• _Source information_
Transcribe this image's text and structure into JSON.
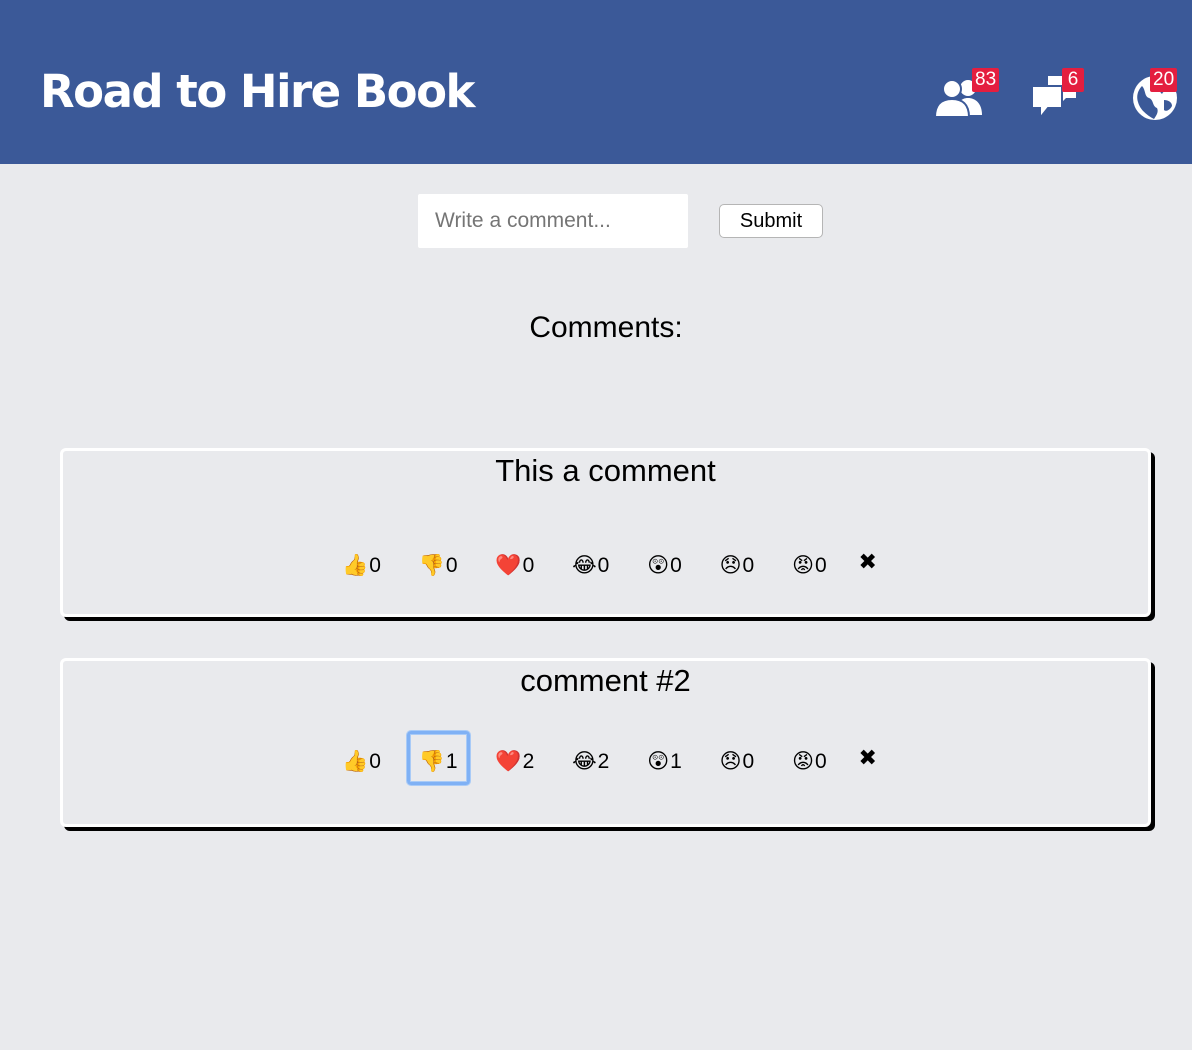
{
  "header": {
    "title": "Road to Hire Book",
    "icons": [
      {
        "name": "friends",
        "icon": "friend-requests-icon",
        "badge": "83"
      },
      {
        "name": "messages",
        "icon": "messages-icon",
        "badge": "6"
      },
      {
        "name": "notifications",
        "icon": "globe-icon",
        "badge": "20"
      }
    ],
    "colors": {
      "bar": "#3b5998",
      "badge": "#e41e3f"
    }
  },
  "composer": {
    "placeholder": "Write a comment...",
    "submit_label": "Submit"
  },
  "comments_heading": "Comments:",
  "comments": [
    {
      "text": "This a comment",
      "reactions": [
        {
          "emoji": "👍",
          "icon": "thumbs-up-icon",
          "count": "0"
        },
        {
          "emoji": "👎",
          "icon": "thumbs-down-icon",
          "count": "0"
        },
        {
          "emoji": "❤️",
          "icon": "heart-icon",
          "count": "0"
        },
        {
          "emoji": "😂",
          "icon": "laughing-icon",
          "count": "0"
        },
        {
          "emoji": "😲",
          "icon": "surprised-icon",
          "count": "0"
        },
        {
          "emoji": "😞",
          "icon": "sad-icon",
          "count": "0"
        },
        {
          "emoji": "😡",
          "icon": "angry-icon",
          "count": "0"
        }
      ],
      "delete_label": "✖"
    },
    {
      "text": "comment #2",
      "reactions": [
        {
          "emoji": "👍",
          "icon": "thumbs-up-icon",
          "count": "0"
        },
        {
          "emoji": "👎",
          "icon": "thumbs-down-icon",
          "count": "1"
        },
        {
          "emoji": "❤️",
          "icon": "heart-icon",
          "count": "2"
        },
        {
          "emoji": "😂",
          "icon": "laughing-icon",
          "count": "2"
        },
        {
          "emoji": "😲",
          "icon": "surprised-icon",
          "count": "1"
        },
        {
          "emoji": "😞",
          "icon": "sad-icon",
          "count": "0"
        },
        {
          "emoji": "😡",
          "icon": "angry-icon",
          "count": "0"
        }
      ],
      "delete_label": "✖"
    }
  ]
}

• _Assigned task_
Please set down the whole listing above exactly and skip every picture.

• _Result_
Transcribe this image's text and structure into JSON.
{
  "header": {
    "title": "Road to Hire Book",
    "icons": [
      {
        "name": "friends",
        "icon": "friend-requests-icon",
        "badge": "83"
      },
      {
        "name": "messages",
        "icon": "messages-icon",
        "badge": "6"
      },
      {
        "name": "notifications",
        "icon": "globe-icon",
        "badge": "20"
      }
    ],
    "colors": {
      "bar": "#3b5998",
      "badge": "#e41e3f"
    }
  },
  "composer": {
    "placeholder": "Write a comment...",
    "submit_label": "Submit"
  },
  "comments_heading": "Comments:",
  "comments": [
    {
      "text": "This a comment",
      "reactions": [
        {
          "emoji": "👍",
          "icon": "thumbs-up-icon",
          "count": "0"
        },
        {
          "emoji": "👎",
          "icon": "thumbs-down-icon",
          "count": "0"
        },
        {
          "emoji": "❤️",
          "icon": "heart-icon",
          "count": "0"
        },
        {
          "emoji": "😂",
          "icon": "laughing-icon",
          "count": "0"
        },
        {
          "emoji": "😲",
          "icon": "surprised-icon",
          "count": "0"
        },
        {
          "emoji": "😞",
          "icon": "sad-icon",
          "count": "0"
        },
        {
          "emoji": "😡",
          "icon": "angry-icon",
          "count": "0"
        }
      ],
      "delete_label": "✖"
    },
    {
      "text": "comment #2",
      "reactions": [
        {
          "emoji": "👍",
          "icon": "thumbs-up-icon",
          "count": "0"
        },
        {
          "emoji": "👎",
          "icon": "thumbs-down-icon",
          "count": "1"
        },
        {
          "emoji": "❤️",
          "icon": "heart-icon",
          "count": "2"
        },
        {
          "emoji": "😂",
          "icon": "laughing-icon",
          "count": "2"
        },
        {
          "emoji": "😲",
          "icon": "surprised-icon",
          "count": "1"
        },
        {
          "emoji": "😞",
          "icon": "sad-icon",
          "count": "0"
        },
        {
          "emoji": "😡",
          "icon": "angry-icon",
          "count": "0"
        }
      ],
      "delete_label": "✖"
    }
  ]
}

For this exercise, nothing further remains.